He said that callers to his radio call-in show sent him sections from the Criminal Code, including Section 176 that makes it a crime to disrupt a church service.

Smith said, “The priests should never have been arrested.”

She said: “I wonder whether there are some of those officers who have broken the law in doing this or not.”

Adams said elected officials have a role in passing laws. But they don’t get to pick and choose how the laws are administered or who they apply to versus who is exempt.

“When that starts to happen, the erosion of the justice system unfortunately accelerates,” Adams said.

Two people are standing behind the fence.  An upside down Canadian flag is attached to the fence.
Supporters gather outside GraceLife Church near Edmonton, Alta., in 2021. The church was closed by police and Alberta Health Services in violation of COVID-19 regulations. (Jason Franson / The Canadian Press)

While Section 176 of the Criminal Code states that disturbing a religious assembly is an offence, he pointed out that the intention to disturb is important.

For example, he said that if firefighters respond to a fire in a house of worship, they go with the intent to extinguish the fire, but not to intentionally disrupt a religious gathering.

Adams said a similar situation would be to implement public health restrictions in a pandemic.

In that case, the police are assisting public health officials when a disease or virus is spreading and the intention is to keep people safe.
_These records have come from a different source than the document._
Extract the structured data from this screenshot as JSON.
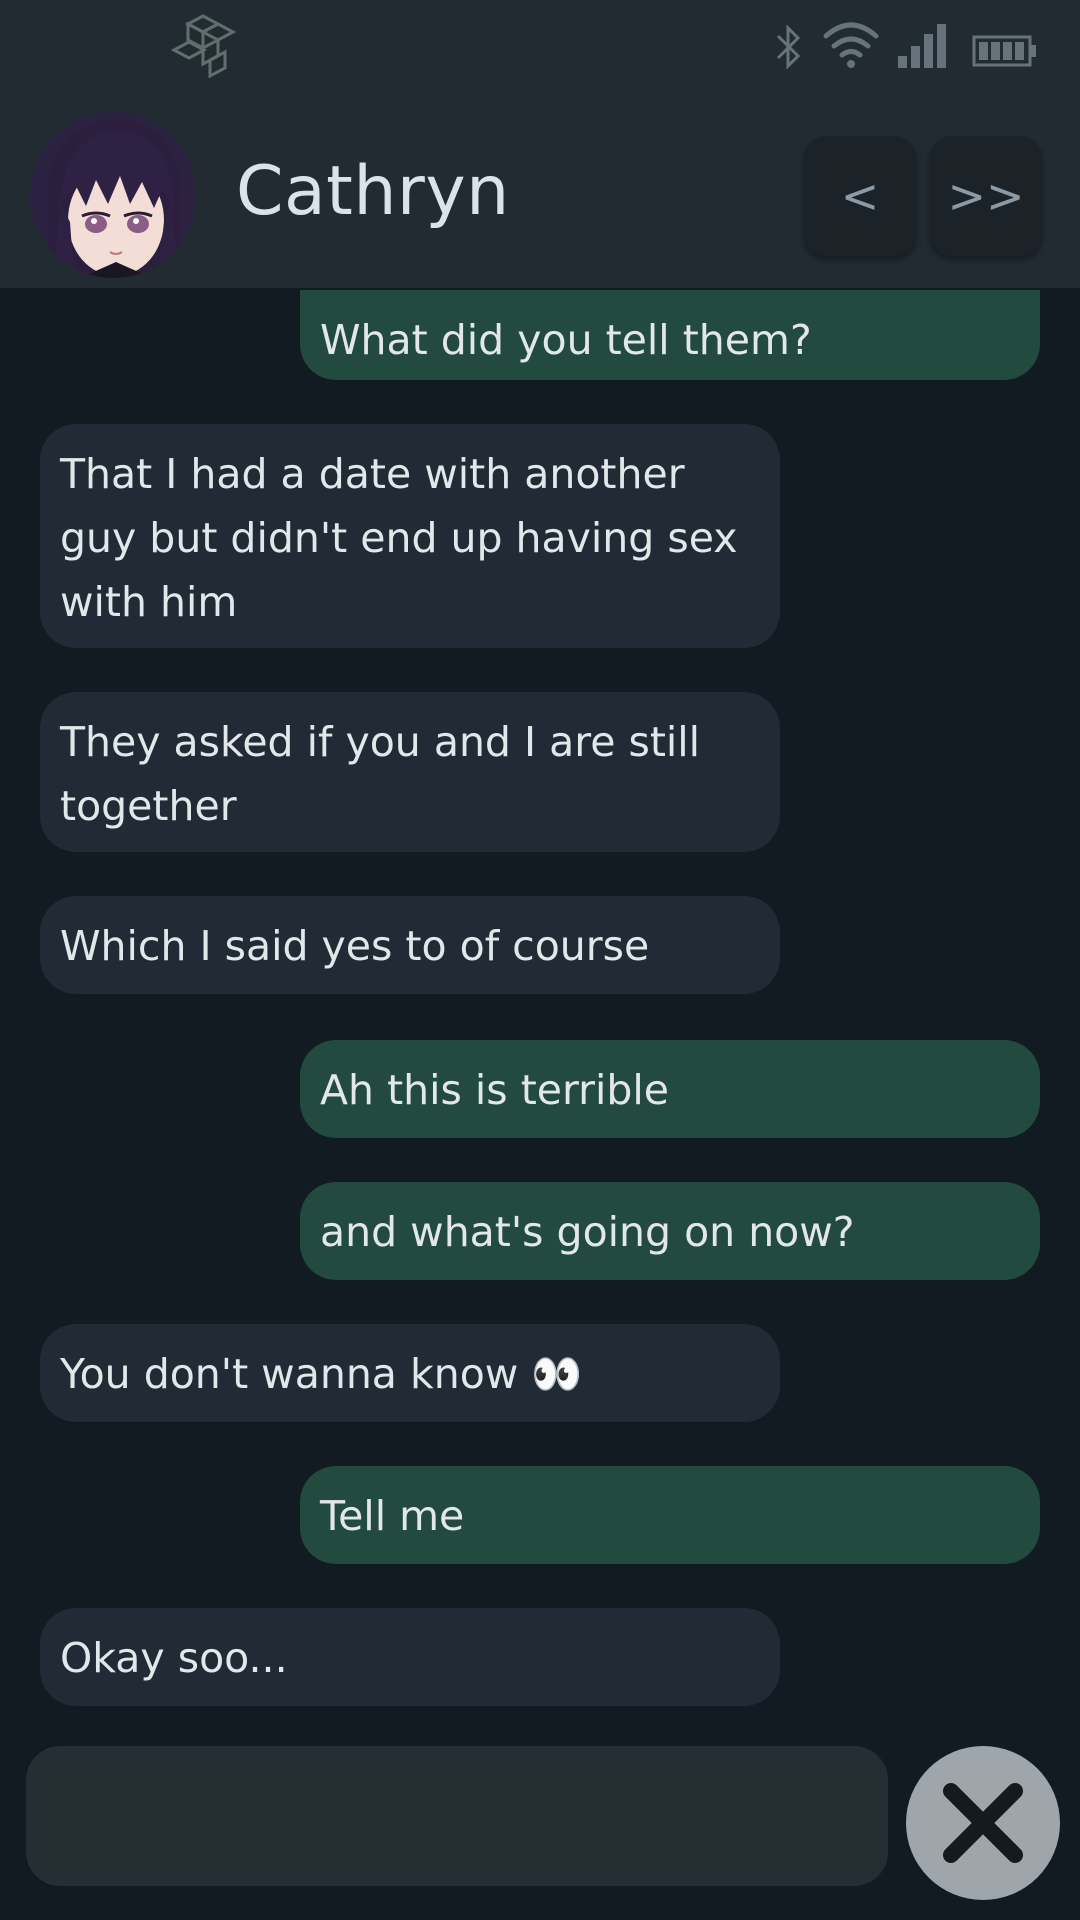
{
  "status_bar": {
    "icons": [
      "app-logo-icon",
      "bluetooth-icon",
      "wifi-icon",
      "cell-signal-icon",
      "battery-icon"
    ]
  },
  "header": {
    "contact_name": "Cathryn",
    "back_label": "<",
    "skip_label": ">>"
  },
  "messages": [
    {
      "from": "me",
      "text": "What did you tell them?"
    },
    {
      "from": "them",
      "text": "That I had a date with another guy but didn't end up having sex with him"
    },
    {
      "from": "them",
      "text": "They asked if you and I are still together"
    },
    {
      "from": "them",
      "text": "Which I said yes to of course"
    },
    {
      "from": "me",
      "text": "Ah this is terrible"
    },
    {
      "from": "me",
      "text": "and what's going on now?"
    },
    {
      "from": "them",
      "text": "You don't wanna know 👀"
    },
    {
      "from": "me",
      "text": "Tell me"
    },
    {
      "from": "them",
      "text": "Okay soo..."
    }
  ],
  "composer": {
    "value": "",
    "close_icon": "close-icon"
  },
  "colors": {
    "background": "#121b21",
    "header": "#222a32",
    "outgoing_bubble": "#224a3f",
    "incoming_bubble": "#222b35",
    "close_button": "#9ea6ab"
  }
}
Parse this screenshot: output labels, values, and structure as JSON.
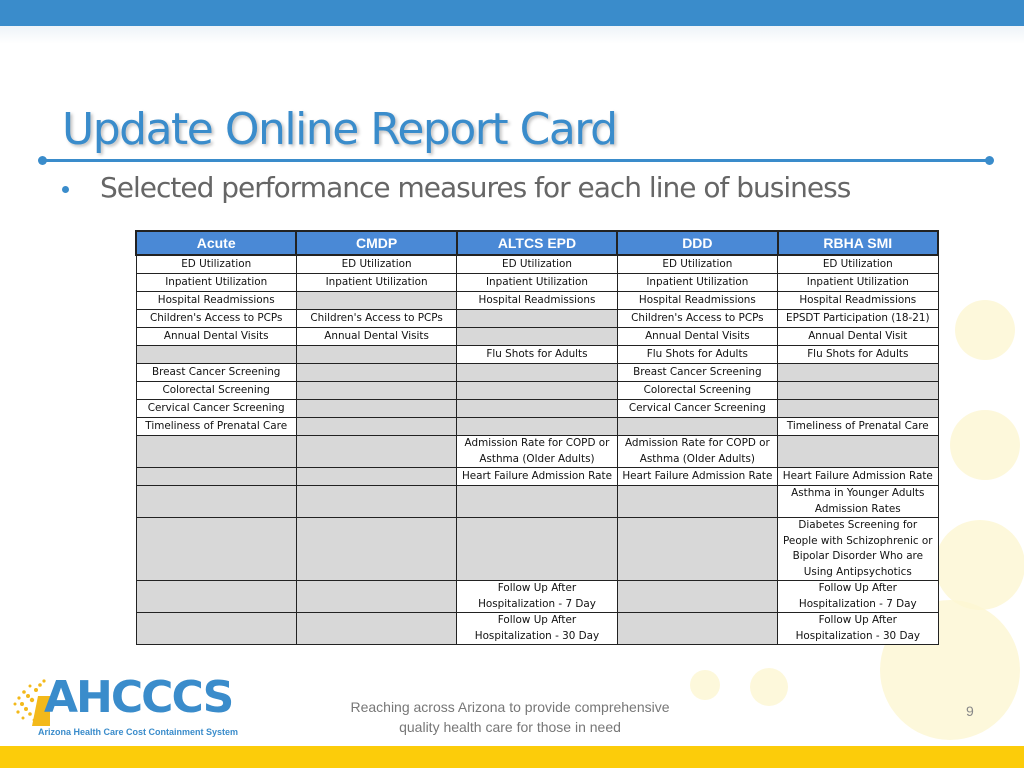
{
  "slide": {
    "title": "Update Online Report Card",
    "bullet": "Selected performance measures for each line of business",
    "page_number": "9"
  },
  "table": {
    "headers": [
      "Acute",
      "CMDP",
      "ALTCS EPD",
      "DDD",
      "RBHA SMI"
    ],
    "rows": [
      [
        "ED Utilization",
        "ED Utilization",
        "ED Utilization",
        "ED Utilization",
        "ED Utilization"
      ],
      [
        "Inpatient Utilization",
        "Inpatient Utilization",
        "Inpatient Utilization",
        "Inpatient Utilization",
        "Inpatient Utilization"
      ],
      [
        "Hospital Readmissions",
        "",
        "Hospital Readmissions",
        "Hospital Readmissions",
        "Hospital Readmissions"
      ],
      [
        "Children's Access to PCPs",
        "Children's Access to PCPs",
        "",
        "Children's Access to PCPs",
        "EPSDT Participation (18-21)"
      ],
      [
        "Annual Dental Visits",
        "Annual Dental Visits",
        "",
        "Annual Dental Visits",
        "Annual Dental Visit"
      ],
      [
        "",
        "",
        "Flu Shots for Adults",
        "Flu Shots for Adults",
        "Flu Shots for Adults"
      ],
      [
        "Breast Cancer Screening",
        "",
        "",
        "Breast Cancer Screening",
        ""
      ],
      [
        "Colorectal Screening",
        "",
        "",
        "Colorectal Screening",
        ""
      ],
      [
        "Cervical Cancer Screening",
        "",
        "",
        "Cervical Cancer Screening",
        ""
      ],
      [
        "Timeliness of Prenatal Care",
        "",
        "",
        "",
        "Timeliness of Prenatal Care"
      ],
      [
        "",
        "",
        "Admission Rate for COPD or Asthma (Older Adults)",
        "Admission Rate for COPD or Asthma (Older Adults)",
        ""
      ],
      [
        "",
        "",
        "Heart Failure Admission Rate",
        "Heart Failure Admission Rate",
        "Heart Failure Admission Rate"
      ],
      [
        "",
        "",
        "",
        "",
        "Asthma in Younger Adults Admission Rates"
      ],
      [
        "",
        "",
        "",
        "",
        "Diabetes Screening for People with Schizophrenic or Bipolar Disorder Who are Using Antipsychotics"
      ],
      [
        "",
        "",
        "Follow Up After Hospitalization - 7 Day",
        "",
        "Follow Up After Hospitalization - 7 Day"
      ],
      [
        "",
        "",
        "Follow Up After Hospitalization - 30 Day",
        "",
        "Follow Up After Hospitalization - 30 Day"
      ]
    ]
  },
  "footer": {
    "logo_text": "AHCCCS",
    "logo_subtitle": "Arizona Health Care Cost Containment System",
    "tagline_line1": "Reaching across Arizona to provide comprehensive",
    "tagline_line2": "quality health care for those in need"
  },
  "colors": {
    "brand_blue": "#3a8ccb",
    "header_blue": "#4a89d6",
    "footer_yellow": "#fccc0a",
    "empty_cell_gray": "#d8d8d8"
  }
}
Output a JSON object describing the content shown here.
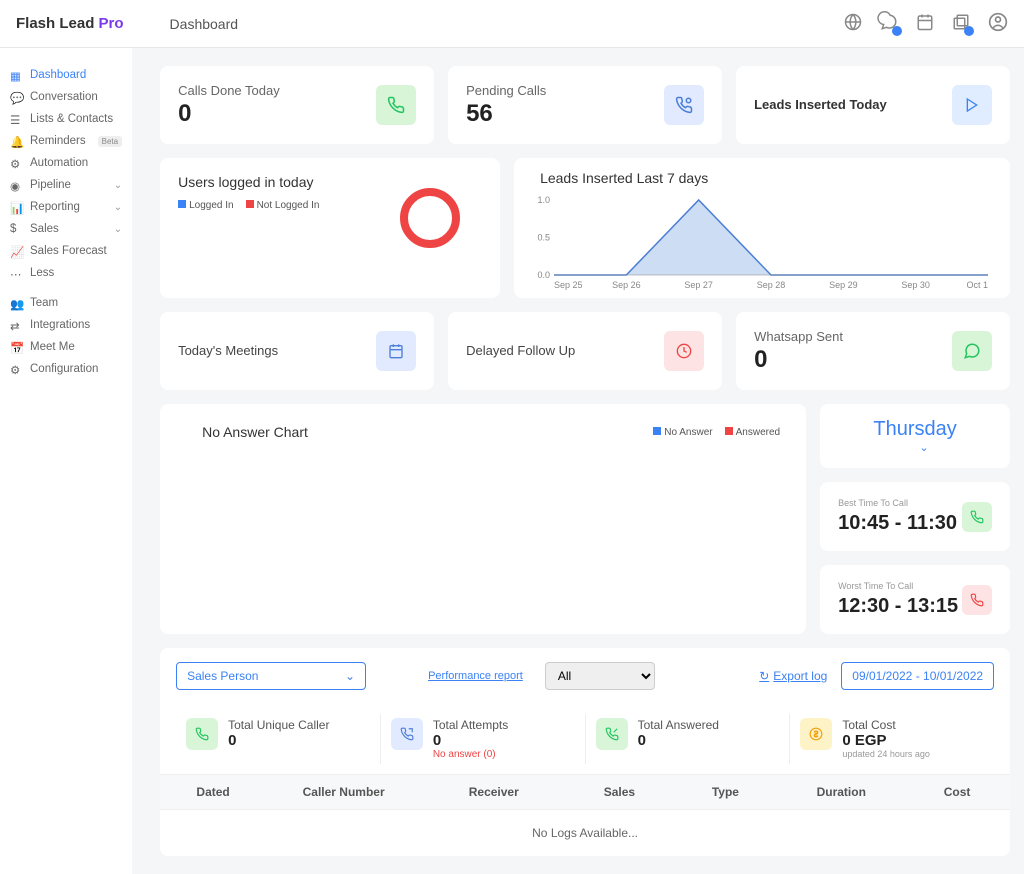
{
  "brand": {
    "name": "Flash Lead",
    "suffix": "Pro"
  },
  "page_title": "Dashboard",
  "sidebar": {
    "items": [
      {
        "label": "Dashboard",
        "icon": "grid",
        "active": true
      },
      {
        "label": "Conversation",
        "icon": "chat"
      },
      {
        "label": "Lists & Contacts",
        "icon": "list"
      },
      {
        "label": "Reminders",
        "icon": "bell",
        "beta": "Beta"
      },
      {
        "label": "Automation",
        "icon": "auto"
      },
      {
        "label": "Pipeline",
        "icon": "pipe",
        "expandable": true
      },
      {
        "label": "Reporting",
        "icon": "report",
        "expandable": true
      },
      {
        "label": "Sales",
        "icon": "dollar",
        "expandable": true
      },
      {
        "label": "Sales Forecast",
        "icon": "forecast"
      },
      {
        "label": "Less",
        "icon": "dots"
      },
      {
        "label": "Team",
        "icon": "team"
      },
      {
        "label": "Integrations",
        "icon": "integ"
      },
      {
        "label": "Meet Me",
        "icon": "meet"
      },
      {
        "label": "Configuration",
        "icon": "config"
      }
    ]
  },
  "stats": {
    "calls_done": {
      "label": "Calls Done Today",
      "value": "0"
    },
    "pending_calls": {
      "label": "Pending Calls",
      "value": "56"
    },
    "leads_inserted": {
      "label": "Leads Inserted Today"
    },
    "whatsapp_sent": {
      "label": "Whatsapp Sent",
      "value": "0"
    },
    "todays_meetings": {
      "label": "Today's Meetings"
    },
    "delayed_followup": {
      "label": "Delayed Follow Up"
    }
  },
  "users_logged": {
    "title": "Users logged in today",
    "legend": {
      "a": "Logged In",
      "b": "Not Logged In"
    }
  },
  "leads_chart_title": "Leads Inserted Last 7 days",
  "chart_data": {
    "type": "area",
    "title": "Leads Inserted Last 7 days",
    "xlabel": "",
    "ylabel": "",
    "ylim": [
      0,
      1.0
    ],
    "yticks": [
      0.0,
      0.5,
      1.0
    ],
    "categories": [
      "Sep 25",
      "Sep 26",
      "Sep 27",
      "Sep 28",
      "Sep 29",
      "Sep 30",
      "Oct 1"
    ],
    "values": [
      0,
      0,
      1,
      0,
      0,
      0,
      0
    ]
  },
  "no_answer": {
    "title": "No Answer Chart",
    "legend": {
      "a": "No Answer",
      "b": "Answered"
    }
  },
  "day_selector": "Thursday",
  "best_time": {
    "label": "Best Time To Call",
    "range": "10:45 - 11:30"
  },
  "worst_time": {
    "label": "Worst Time To Call",
    "range": "12:30 - 13:15"
  },
  "filters": {
    "sales_person": "Sales Person",
    "performance_report": "Performance report",
    "all": "All",
    "export_log": "Export log",
    "date_range": "09/01/2022 - 10/01/2022"
  },
  "totals": {
    "unique_caller": {
      "label": "Total Unique Caller",
      "value": "0"
    },
    "attempts": {
      "label": "Total Attempts",
      "value": "0",
      "sub": "No answer (0)"
    },
    "answered": {
      "label": "Total Answered",
      "value": "0"
    },
    "cost": {
      "label": "Total Cost",
      "value": "0 EGP",
      "sub": "updated 24 hours ago"
    }
  },
  "table": {
    "headers": [
      "Dated",
      "Caller Number",
      "Receiver",
      "Sales",
      "Type",
      "Duration",
      "Cost"
    ],
    "empty": "No Logs Available..."
  }
}
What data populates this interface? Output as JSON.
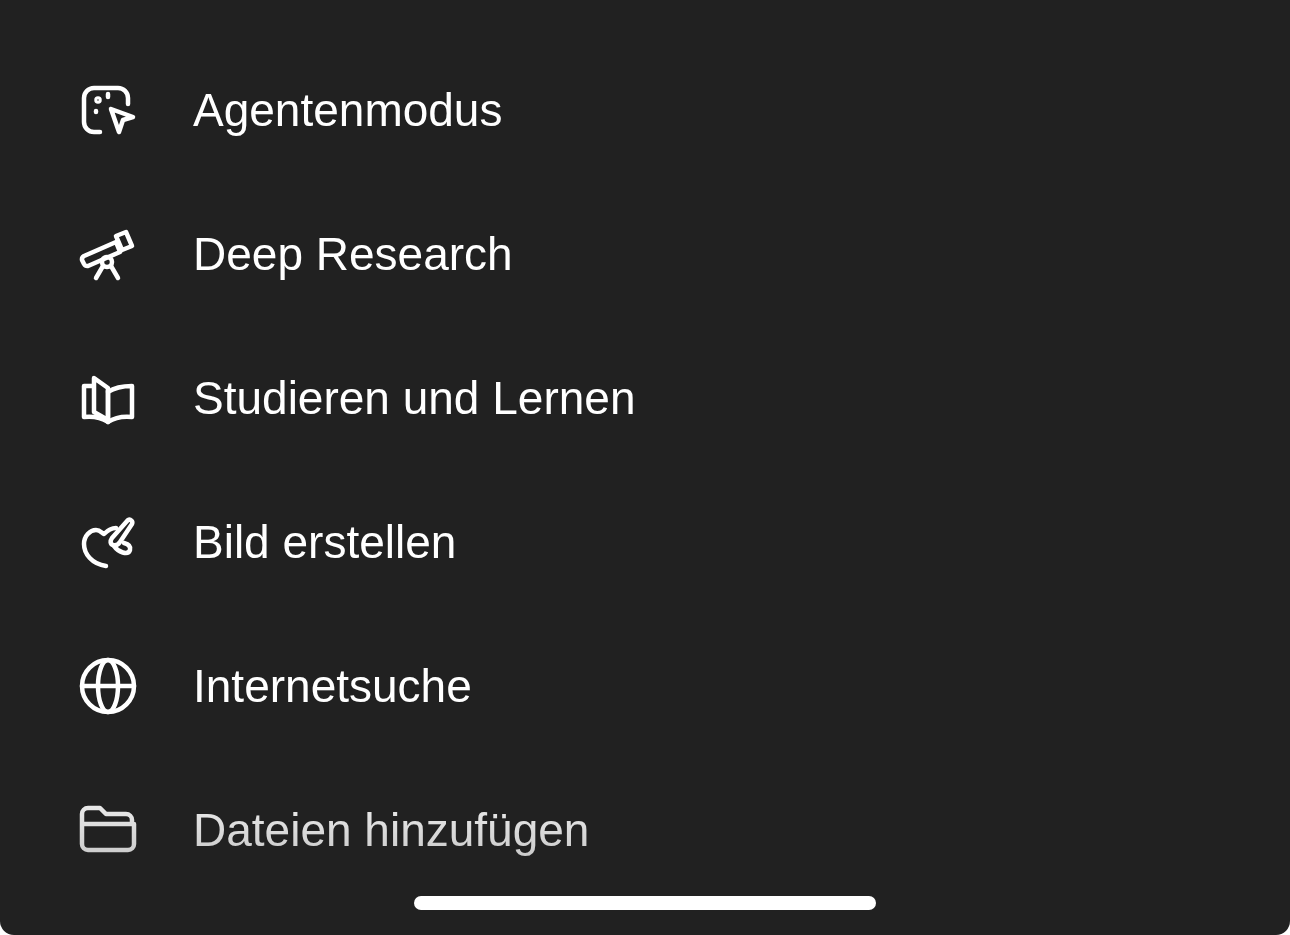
{
  "menu": {
    "items": [
      {
        "kind": "agent",
        "label": "Agentenmodus"
      },
      {
        "kind": "research",
        "label": "Deep Research"
      },
      {
        "kind": "study",
        "label": "Studieren und Lernen"
      },
      {
        "kind": "image",
        "label": "Bild erstellen"
      },
      {
        "kind": "web",
        "label": "Internetsuche"
      },
      {
        "kind": "files",
        "label": "Dateien hinzufügen"
      }
    ]
  }
}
rcmp response

Smith took his concerns to Pastor James Coates. His Gracelife Church near Edmonton was shut down by police after it repeatedly held church services contrary to public health orders that were in place at the time.

In a statement, the RCMP’s K Division for Alberta said: “The RCMP were present as a supporting agency during the Alberta Health Service Public Health Inspector’s investigation. Any enforcement carried out by the RCMP is carried out under the authority of the Public Health Act I went. “

A man in a tie.
Eric Adams, who teaches at the University of Alberta Law School, said the rule of law would be at risk if police officers were to step back from doing their jobs. (Eric M. Adams)

A provincial court judge in 2021 rejected Coates’ argument that Section 176 had been violated by health and law enforcement officials.

“Nothing about the December 20 conduct of the AHS or the RCMP violates Section 176 of the Criminal Code, which prohibits obstructing a religious service. Arguments to the contrary conflict with the facts of the case. Section Doesn’t dig ditches around 176 places to stop enforcement of laws being repeatedly broken.”

Asked to explain her comments during a Monday news conference in Calgary, Smith did not address the situation or why she feels that way.

“What I will say is that I know the NDP is constantly bringing out grainy videos of things that I’ve said in the past or that other candidates have said.”

legislative limited opposition

Trevor Harrison, a political sociologist at the University of Lethbridge, said that this kind of political thought is actually a kind of American populism.

Harrison said, “To bring up the idea that police officers were actually at fault and breaking the law, I’ve never heard that in Canadian political discourse.”

A woman stands on the stage and speaks.
Daniel Smith speaks at a UCP leadership candidates debate in Medicine Hat, Alta., last July. (Jeff McIntosh/The Canadian Press)

Harrison said that this is about any time political leaders believe that the police should be aligned with their worldview of a situation, which introduces an arbitrary element to the rule of law.

Harrison noted that the UCP government, under Jason Kenney, brought in legislation to limit protests around critical infrastructure such as pipelines.

But when the busy highway between Montana and Alberta was blocked in Coates in 2022, some UCP legislators showed their support for the protesters.

Harrison said, “I think the real concern here is that the way Daniel Smith would like to see the law applied is an arbitrariness of the way it should actually be processed.”